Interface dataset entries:
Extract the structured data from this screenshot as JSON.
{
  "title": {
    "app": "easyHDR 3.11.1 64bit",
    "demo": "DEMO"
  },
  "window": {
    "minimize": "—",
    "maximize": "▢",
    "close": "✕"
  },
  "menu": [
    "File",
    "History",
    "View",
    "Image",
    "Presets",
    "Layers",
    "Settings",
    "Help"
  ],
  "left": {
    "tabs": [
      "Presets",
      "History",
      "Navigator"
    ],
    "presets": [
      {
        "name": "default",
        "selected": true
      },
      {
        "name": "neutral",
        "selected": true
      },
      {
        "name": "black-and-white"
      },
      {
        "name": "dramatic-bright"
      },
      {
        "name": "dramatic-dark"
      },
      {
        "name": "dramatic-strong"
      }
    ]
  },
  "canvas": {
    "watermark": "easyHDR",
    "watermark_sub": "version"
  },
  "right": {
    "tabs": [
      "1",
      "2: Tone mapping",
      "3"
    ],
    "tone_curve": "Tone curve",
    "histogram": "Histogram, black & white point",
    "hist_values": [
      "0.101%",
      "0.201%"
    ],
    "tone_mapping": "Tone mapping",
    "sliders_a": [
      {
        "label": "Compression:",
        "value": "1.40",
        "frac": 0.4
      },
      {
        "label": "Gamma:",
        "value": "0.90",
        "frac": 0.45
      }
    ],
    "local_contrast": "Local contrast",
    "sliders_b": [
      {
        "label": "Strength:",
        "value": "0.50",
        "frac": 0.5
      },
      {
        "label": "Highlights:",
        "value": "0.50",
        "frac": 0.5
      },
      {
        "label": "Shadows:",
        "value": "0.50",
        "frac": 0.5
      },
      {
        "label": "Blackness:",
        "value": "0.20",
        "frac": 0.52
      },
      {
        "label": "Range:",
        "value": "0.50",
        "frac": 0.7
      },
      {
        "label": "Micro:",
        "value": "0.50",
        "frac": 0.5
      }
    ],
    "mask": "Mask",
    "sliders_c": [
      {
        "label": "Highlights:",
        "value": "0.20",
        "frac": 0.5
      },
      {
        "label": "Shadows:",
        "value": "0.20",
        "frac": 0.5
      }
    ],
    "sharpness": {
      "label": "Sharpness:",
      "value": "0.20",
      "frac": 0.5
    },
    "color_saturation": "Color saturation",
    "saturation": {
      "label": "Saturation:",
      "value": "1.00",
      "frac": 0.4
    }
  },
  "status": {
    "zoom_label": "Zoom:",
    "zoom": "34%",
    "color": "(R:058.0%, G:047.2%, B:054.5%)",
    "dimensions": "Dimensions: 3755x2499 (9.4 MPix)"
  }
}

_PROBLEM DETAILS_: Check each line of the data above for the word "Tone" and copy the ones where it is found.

_TASK ANSWER_:
      "2: Tone mapping",
    "tone_curve": "Tone curve",
    "tone_mapping": "Tone mapping",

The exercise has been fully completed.